Work shouldn't hurt
Every profession includes health risks, even if long-shot. Learn what to avoid and how to stay fit.



Every profession hides some health risks. Some are clearly seen, others may show in long-term. The point is work shouldn't hurt no one, from blue collars to project leads.


For blue collars most obvious are physical strains during work, especially their lower back and feet (from standing upright and lifting things). Administration usually sits on desks for long and that have an adverse effect on abdomen, spine and especially neck. For project leads, job pain might mean stress, as they're constantly multitasking: talking on two phones, typing on keyboard and speaking to people, all at once.


Work shouldn't hurt can be communicated through posters around the office and/or hashtags to employees' electronic devices. This way messages can reach anyone in the company, not depending if they've tech-related jobs or not. Posters/hashtags are supposed to educate employees and stimulate their curiosity to know more. Example: hashtags "workshouldnthurt" and "dontrepeatthatmistake", showing the mistake on and the right way to proceed; with "Care to know why?" section providing the details.

How would you stage or advertise your hack?

Of course, "Work shouldn't hurt" hacks have to be targeted to their intended audiences, e.g. communicate how to lift a box properly to people who usually do this type of work, or how to avoid multitasking to those who are suffering from it. Although all hacks might be beneficial for everyone at the company, as they share insight on other's jobs.
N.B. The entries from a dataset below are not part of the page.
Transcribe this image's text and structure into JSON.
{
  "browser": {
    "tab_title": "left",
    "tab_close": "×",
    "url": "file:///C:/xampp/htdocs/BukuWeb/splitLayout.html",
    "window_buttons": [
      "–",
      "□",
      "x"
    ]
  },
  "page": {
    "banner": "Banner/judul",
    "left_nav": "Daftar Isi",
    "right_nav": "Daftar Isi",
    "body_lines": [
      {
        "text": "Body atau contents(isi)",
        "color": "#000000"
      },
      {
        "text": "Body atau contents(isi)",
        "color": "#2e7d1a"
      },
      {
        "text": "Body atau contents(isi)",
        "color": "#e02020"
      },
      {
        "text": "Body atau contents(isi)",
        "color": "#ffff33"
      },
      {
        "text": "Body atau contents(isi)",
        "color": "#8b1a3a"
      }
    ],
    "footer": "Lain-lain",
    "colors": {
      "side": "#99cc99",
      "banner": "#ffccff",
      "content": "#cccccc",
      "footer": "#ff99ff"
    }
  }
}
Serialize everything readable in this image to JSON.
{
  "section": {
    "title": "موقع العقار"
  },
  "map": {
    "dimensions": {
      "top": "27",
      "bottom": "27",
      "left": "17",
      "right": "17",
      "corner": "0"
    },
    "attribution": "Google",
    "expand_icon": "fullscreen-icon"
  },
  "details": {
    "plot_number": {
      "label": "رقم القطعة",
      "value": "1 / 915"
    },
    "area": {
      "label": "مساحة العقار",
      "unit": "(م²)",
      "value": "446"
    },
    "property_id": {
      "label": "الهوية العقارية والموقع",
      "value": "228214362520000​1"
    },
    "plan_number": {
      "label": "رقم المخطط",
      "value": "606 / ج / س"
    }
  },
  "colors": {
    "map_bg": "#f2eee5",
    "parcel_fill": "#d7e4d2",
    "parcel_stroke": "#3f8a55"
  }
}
Posters are to be placed in locations such as rest areas, bathrooms, so employees aren't busy there and can take a moment to look and remember the hack. Hashtags are to be communicated on lunch breaks, before or after work time, so employees don't feel pressured to instantly check or skip it. With time, campaign could form a trend and gain many followers; also valuable lessons of work-related topics can be communicated in this manner, expanding learning beyond the "Work shouldn't hurt" and offering desired scalability.